Task item = All that is needed is the number of lines in the records that contain the word "JSON", stated without anything else.

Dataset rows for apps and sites
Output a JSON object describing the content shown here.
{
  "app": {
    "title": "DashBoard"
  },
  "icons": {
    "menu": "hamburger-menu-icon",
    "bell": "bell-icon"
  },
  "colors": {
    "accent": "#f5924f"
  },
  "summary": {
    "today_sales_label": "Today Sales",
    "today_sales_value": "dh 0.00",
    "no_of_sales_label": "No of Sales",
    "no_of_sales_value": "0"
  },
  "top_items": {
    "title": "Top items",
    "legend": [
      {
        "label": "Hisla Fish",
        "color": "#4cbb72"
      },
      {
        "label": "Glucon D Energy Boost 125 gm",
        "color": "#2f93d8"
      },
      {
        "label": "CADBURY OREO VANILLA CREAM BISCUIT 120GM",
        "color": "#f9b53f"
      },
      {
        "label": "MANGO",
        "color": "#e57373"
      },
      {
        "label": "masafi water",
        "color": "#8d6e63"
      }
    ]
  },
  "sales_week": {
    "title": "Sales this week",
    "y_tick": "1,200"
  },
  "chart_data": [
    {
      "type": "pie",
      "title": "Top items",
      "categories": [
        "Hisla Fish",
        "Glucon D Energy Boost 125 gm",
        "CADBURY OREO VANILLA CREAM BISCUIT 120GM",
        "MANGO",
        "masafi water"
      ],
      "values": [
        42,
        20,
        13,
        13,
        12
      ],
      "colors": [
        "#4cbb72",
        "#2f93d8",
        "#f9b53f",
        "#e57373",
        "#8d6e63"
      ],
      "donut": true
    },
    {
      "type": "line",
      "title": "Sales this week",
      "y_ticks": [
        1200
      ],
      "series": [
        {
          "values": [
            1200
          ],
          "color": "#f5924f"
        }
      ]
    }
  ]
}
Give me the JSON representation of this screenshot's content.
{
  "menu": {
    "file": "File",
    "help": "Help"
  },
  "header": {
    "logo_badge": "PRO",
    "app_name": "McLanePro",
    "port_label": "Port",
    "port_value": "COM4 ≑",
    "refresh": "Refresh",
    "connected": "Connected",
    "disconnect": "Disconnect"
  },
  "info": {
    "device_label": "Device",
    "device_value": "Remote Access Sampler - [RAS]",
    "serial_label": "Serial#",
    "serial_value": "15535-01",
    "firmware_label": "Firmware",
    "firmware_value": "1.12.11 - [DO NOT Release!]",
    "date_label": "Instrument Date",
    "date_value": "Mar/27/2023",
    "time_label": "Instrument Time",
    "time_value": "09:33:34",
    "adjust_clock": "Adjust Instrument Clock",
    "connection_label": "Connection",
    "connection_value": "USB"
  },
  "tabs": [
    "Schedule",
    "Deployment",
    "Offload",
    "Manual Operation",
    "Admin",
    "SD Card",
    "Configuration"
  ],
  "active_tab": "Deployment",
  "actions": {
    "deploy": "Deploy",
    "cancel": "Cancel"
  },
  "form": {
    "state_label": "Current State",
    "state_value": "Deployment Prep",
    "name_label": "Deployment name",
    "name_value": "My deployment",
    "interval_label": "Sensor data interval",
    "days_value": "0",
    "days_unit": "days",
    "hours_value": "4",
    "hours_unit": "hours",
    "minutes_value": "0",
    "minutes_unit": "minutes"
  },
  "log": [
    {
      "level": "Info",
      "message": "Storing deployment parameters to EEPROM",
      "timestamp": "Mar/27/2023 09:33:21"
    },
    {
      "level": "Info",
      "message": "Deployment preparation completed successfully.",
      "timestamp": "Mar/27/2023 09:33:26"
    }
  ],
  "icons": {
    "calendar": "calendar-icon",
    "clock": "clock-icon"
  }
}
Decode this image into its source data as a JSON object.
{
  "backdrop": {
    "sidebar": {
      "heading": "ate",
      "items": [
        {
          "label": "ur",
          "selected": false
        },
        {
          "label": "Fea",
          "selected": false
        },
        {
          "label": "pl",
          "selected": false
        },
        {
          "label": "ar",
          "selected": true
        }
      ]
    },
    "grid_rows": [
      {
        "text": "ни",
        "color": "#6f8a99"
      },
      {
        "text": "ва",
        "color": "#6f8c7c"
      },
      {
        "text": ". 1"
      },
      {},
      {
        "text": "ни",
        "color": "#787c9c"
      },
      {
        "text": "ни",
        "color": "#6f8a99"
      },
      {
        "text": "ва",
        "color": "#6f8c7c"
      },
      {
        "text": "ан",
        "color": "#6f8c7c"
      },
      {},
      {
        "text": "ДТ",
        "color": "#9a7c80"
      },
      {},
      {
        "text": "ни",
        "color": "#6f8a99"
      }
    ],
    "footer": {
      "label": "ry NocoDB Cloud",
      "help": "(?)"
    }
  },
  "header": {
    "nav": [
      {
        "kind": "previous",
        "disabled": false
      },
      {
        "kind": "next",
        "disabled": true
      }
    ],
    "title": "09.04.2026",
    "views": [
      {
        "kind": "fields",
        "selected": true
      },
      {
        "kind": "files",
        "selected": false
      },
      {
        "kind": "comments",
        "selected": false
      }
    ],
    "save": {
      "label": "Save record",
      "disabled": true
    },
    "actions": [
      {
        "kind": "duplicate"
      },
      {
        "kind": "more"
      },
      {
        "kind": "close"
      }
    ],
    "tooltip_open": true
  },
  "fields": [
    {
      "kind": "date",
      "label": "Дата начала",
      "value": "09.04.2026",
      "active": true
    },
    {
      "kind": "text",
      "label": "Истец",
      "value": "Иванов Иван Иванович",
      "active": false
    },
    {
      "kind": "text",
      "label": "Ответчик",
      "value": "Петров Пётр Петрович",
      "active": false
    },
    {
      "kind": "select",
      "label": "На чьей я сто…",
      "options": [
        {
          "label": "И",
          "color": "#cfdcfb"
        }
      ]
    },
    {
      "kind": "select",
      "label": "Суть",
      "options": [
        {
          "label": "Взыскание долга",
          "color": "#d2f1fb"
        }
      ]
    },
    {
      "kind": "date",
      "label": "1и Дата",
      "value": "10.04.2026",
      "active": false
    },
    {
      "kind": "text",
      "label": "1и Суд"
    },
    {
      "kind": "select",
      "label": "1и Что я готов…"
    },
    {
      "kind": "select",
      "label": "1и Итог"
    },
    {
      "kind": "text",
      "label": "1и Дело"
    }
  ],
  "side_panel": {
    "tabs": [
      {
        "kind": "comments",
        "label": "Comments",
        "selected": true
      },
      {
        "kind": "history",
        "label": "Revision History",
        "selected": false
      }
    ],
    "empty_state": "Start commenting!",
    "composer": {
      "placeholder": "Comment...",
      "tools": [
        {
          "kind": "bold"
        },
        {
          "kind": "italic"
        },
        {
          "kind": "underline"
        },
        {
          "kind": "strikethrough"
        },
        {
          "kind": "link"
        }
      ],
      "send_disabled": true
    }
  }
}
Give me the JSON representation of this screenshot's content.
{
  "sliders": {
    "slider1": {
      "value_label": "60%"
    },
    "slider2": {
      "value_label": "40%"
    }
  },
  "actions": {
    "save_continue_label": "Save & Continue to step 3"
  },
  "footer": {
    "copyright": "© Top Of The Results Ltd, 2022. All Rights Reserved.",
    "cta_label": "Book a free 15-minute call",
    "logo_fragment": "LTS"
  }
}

Task output = 4